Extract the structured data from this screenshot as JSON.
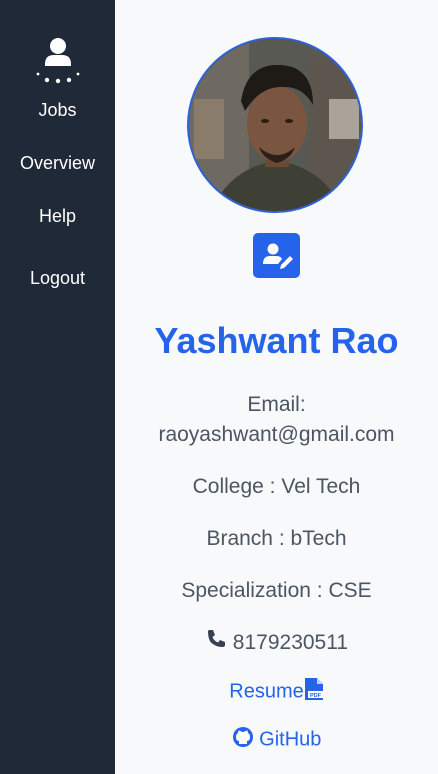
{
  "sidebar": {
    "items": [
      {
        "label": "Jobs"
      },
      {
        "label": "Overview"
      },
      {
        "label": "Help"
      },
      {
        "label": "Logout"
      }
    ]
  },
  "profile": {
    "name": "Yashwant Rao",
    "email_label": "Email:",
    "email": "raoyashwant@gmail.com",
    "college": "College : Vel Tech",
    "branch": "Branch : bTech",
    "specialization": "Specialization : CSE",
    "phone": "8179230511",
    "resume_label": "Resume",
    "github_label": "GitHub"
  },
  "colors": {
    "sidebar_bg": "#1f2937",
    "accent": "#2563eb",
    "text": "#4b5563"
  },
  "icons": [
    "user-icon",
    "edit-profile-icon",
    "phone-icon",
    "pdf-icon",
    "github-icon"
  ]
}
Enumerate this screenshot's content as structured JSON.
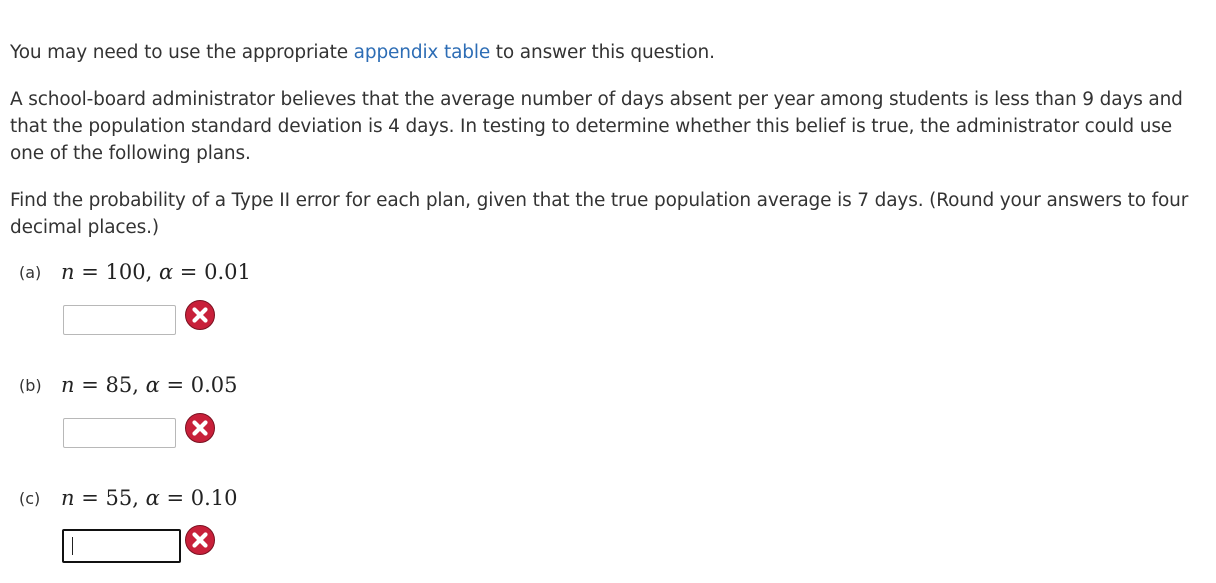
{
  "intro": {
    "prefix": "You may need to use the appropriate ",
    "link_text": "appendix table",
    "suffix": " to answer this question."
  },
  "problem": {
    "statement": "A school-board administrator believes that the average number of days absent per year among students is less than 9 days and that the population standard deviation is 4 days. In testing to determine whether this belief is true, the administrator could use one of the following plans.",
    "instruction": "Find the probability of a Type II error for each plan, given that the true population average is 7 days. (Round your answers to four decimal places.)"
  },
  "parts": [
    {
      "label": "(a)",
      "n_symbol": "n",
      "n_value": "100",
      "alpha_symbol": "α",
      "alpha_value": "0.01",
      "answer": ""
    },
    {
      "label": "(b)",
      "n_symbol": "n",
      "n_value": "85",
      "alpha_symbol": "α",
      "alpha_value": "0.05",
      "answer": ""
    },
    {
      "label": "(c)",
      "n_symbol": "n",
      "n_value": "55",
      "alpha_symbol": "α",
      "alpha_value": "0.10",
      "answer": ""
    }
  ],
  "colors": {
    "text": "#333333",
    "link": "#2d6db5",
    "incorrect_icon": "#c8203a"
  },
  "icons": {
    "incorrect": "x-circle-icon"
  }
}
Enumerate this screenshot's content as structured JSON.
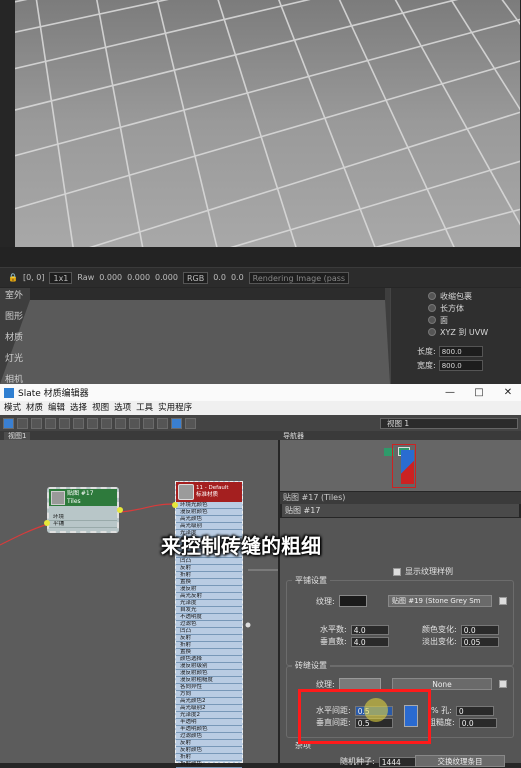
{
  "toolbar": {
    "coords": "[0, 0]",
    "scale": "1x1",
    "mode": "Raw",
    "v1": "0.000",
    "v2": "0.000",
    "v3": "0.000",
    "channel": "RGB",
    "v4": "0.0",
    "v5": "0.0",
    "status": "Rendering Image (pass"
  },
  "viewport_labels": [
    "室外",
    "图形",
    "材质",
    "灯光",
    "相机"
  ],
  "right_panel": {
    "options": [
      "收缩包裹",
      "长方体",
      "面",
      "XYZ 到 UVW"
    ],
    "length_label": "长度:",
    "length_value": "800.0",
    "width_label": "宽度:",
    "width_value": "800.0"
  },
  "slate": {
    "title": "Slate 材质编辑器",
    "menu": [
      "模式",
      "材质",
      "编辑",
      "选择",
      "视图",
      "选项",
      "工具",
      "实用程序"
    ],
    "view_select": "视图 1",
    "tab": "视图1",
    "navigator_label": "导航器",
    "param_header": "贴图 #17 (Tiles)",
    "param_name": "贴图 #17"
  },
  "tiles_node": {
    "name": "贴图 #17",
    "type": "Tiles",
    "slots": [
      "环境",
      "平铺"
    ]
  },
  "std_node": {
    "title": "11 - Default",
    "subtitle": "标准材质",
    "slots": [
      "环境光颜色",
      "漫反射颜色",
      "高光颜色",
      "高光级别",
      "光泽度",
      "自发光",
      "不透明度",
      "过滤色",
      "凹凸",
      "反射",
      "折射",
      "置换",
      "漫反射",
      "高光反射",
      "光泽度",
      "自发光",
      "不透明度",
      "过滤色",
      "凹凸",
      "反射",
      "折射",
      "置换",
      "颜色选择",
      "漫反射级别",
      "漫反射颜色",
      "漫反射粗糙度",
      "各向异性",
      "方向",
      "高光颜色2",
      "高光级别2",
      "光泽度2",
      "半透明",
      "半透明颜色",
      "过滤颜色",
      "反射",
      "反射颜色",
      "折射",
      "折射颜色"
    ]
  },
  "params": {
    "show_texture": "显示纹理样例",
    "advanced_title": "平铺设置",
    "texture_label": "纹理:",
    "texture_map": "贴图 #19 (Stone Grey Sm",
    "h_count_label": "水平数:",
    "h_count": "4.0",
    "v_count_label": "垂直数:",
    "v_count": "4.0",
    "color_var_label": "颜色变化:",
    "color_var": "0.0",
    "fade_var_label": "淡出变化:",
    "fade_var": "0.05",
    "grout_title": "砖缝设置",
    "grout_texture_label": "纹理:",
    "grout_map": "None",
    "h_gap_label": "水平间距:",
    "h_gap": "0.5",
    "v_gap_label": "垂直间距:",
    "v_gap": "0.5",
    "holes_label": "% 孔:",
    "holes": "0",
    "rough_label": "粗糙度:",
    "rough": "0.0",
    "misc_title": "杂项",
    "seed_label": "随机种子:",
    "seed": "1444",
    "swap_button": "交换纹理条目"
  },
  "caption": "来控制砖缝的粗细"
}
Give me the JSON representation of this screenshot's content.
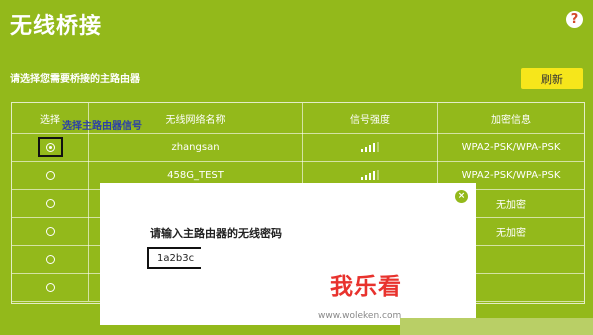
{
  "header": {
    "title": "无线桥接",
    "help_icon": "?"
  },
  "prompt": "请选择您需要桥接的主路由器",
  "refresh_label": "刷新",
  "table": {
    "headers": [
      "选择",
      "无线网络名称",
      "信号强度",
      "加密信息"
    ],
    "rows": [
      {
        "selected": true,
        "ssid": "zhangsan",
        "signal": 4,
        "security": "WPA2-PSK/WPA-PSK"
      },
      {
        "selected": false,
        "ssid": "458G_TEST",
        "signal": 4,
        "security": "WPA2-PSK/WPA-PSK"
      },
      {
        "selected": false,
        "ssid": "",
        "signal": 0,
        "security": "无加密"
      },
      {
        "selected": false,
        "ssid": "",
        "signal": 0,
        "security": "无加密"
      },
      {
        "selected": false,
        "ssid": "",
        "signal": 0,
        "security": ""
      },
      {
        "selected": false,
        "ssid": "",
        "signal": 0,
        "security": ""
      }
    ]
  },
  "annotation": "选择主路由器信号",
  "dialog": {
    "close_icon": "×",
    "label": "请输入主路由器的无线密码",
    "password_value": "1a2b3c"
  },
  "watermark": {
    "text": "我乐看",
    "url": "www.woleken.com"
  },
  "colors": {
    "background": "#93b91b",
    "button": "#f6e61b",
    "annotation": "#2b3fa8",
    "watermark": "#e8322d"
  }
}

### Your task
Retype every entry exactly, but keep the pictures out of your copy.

### Solved exercise
Extract the structured data from this screenshot as JSON.
{
  "sidebar": {
    "items": [
      {
        "label": "Jobs"
      },
      {
        "label": "Overview"
      },
      {
        "label": "Help"
      },
      {
        "label": "Logout"
      }
    ]
  },
  "profile": {
    "name": "Yashwant Rao",
    "email_label": "Email:",
    "email": "raoyashwant@gmail.com",
    "college": "College : Vel Tech",
    "branch": "Branch : bTech",
    "specialization": "Specialization : CSE",
    "phone": "8179230511",
    "resume_label": "Resume",
    "github_label": "GitHub"
  },
  "colors": {
    "sidebar_bg": "#1f2937",
    "accent": "#2563eb",
    "text": "#4b5563"
  },
  "icons": [
    "user-icon",
    "edit-profile-icon",
    "phone-icon",
    "pdf-icon",
    "github-icon"
  ]
}
Enumerate this screenshot's content as structured JSON.
{
  "intro": {
    "prefix": "You may need to use the appropriate ",
    "link_text": "appendix table",
    "suffix": " to answer this question."
  },
  "problem": {
    "statement": "A school-board administrator believes that the average number of days absent per year among students is less than 9 days and that the population standard deviation is 4 days. In testing to determine whether this belief is true, the administrator could use one of the following plans.",
    "instruction": "Find the probability of a Type II error for each plan, given that the true population average is 7 days. (Round your answers to four decimal places.)"
  },
  "parts": [
    {
      "label": "(a)",
      "n_symbol": "n",
      "n_value": "100",
      "alpha_symbol": "α",
      "alpha_value": "0.01",
      "answer": ""
    },
    {
      "label": "(b)",
      "n_symbol": "n",
      "n_value": "85",
      "alpha_symbol": "α",
      "alpha_value": "0.05",
      "answer": ""
    },
    {
      "label": "(c)",
      "n_symbol": "n",
      "n_value": "55",
      "alpha_symbol": "α",
      "alpha_value": "0.10",
      "answer": ""
    }
  ],
  "colors": {
    "text": "#333333",
    "link": "#2d6db5",
    "incorrect_icon": "#c8203a"
  },
  "icons": {
    "incorrect": "x-circle-icon"
  }
}
Enumerate this screenshot's content as structured JSON.
{
  "toolbar": {
    "coords": "[0, 0]",
    "scale": "1x1",
    "mode": "Raw",
    "v1": "0.000",
    "v2": "0.000",
    "v3": "0.000",
    "channel": "RGB",
    "v4": "0.0",
    "v5": "0.0",
    "status": "Rendering Image (pass"
  },
  "viewport_labels": [
    "室外",
    "图形",
    "材质",
    "灯光",
    "相机"
  ],
  "right_panel": {
    "options": [
      "收缩包裹",
      "长方体",
      "面",
      "XYZ 到 UVW"
    ],
    "length_label": "长度:",
    "length_value": "800.0",
    "width_label": "宽度:",
    "width_value": "800.0"
  },
  "slate": {
    "title": "Slate 材质编辑器",
    "menu": [
      "模式",
      "材质",
      "编辑",
      "选择",
      "视图",
      "选项",
      "工具",
      "实用程序"
    ],
    "view_select": "视图 1",
    "tab": "视图1",
    "navigator_label": "导航器",
    "param_header": "贴图 #17 (Tiles)",
    "param_name": "贴图 #17"
  },
  "tiles_node": {
    "name": "贴图 #17",
    "type": "Tiles",
    "slots": [
      "环境",
      "平铺"
    ]
  },
  "std_node": {
    "title": "11 - Default",
    "subtitle": "标准材质",
    "slots": [
      "环境光颜色",
      "漫反射颜色",
      "高光颜色",
      "高光级别",
      "光泽度",
      "自发光",
      "不透明度",
      "过滤色",
      "凹凸",
      "反射",
      "折射",
      "置换",
      "漫反射",
      "高光反射",
      "光泽度",
      "自发光",
      "不透明度",
      "过滤色",
      "凹凸",
      "反射",
      "折射",
      "置换",
      "颜色选择",
      "漫反射级别",
      "漫反射颜色",
      "漫反射粗糙度",
      "各向异性",
      "方向",
      "高光颜色2",
      "高光级别2",
      "光泽度2",
      "半透明",
      "半透明颜色",
      "过滤颜色",
      "反射",
      "反射颜色",
      "折射",
      "折射颜色"
    ]
  },
  "params": {
    "show_texture": "显示纹理样例",
    "advanced_title": "平铺设置",
    "texture_label": "纹理:",
    "texture_map": "贴图 #19 (Stone Grey Sm",
    "h_count_label": "水平数:",
    "h_count": "4.0",
    "v_count_label": "垂直数:",
    "v_count": "4.0",
    "color_var_label": "颜色变化:",
    "color_var": "0.0",
    "fade_var_label": "淡出变化:",
    "fade_var": "0.05",
    "grout_title": "砖缝设置",
    "grout_texture_label": "纹理:",
    "grout_map": "None",
    "h_gap_label": "水平间距:",
    "h_gap": "0.5",
    "v_gap_label": "垂直间距:",
    "v_gap": "0.5",
    "holes_label": "% 孔:",
    "holes": "0",
    "rough_label": "粗糙度:",
    "rough": "0.0",
    "misc_title": "杂项",
    "seed_label": "随机种子:",
    "seed": "1444",
    "swap_button": "交换纹理条目"
  },
  "caption": "来控制砖缝的粗细"
}
Give me the JSON representation of this screenshot's content.
{
  "header": {
    "title": "无线桥接",
    "help_icon": "?"
  },
  "prompt": "请选择您需要桥接的主路由器",
  "refresh_label": "刷新",
  "table": {
    "headers": [
      "选择",
      "无线网络名称",
      "信号强度",
      "加密信息"
    ],
    "rows": [
      {
        "selected": true,
        "ssid": "zhangsan",
        "signal": 4,
        "security": "WPA2-PSK/WPA-PSK"
      },
      {
        "selected": false,
        "ssid": "458G_TEST",
        "signal": 4,
        "security": "WPA2-PSK/WPA-PSK"
      },
      {
        "selected": false,
        "ssid": "",
        "signal": 0,
        "security": "无加密"
      },
      {
        "selected": false,
        "ssid": "",
        "signal": 0,
        "security": "无加密"
      },
      {
        "selected": false,
        "ssid": "",
        "signal": 0,
        "security": ""
      },
      {
        "selected": false,
        "ssid": "",
        "signal": 0,
        "security": ""
      }
    ]
  },
  "annotation": "选择主路由器信号",
  "dialog": {
    "close_icon": "×",
    "label": "请输入主路由器的无线密码",
    "password_value": "1a2b3c"
  },
  "watermark": {
    "text": "我乐看",
    "url": "www.woleken.com"
  },
  "colors": {
    "background": "#93b91b",
    "button": "#f6e61b",
    "annotation": "#2b3fa8",
    "watermark": "#e8322d"
  }
}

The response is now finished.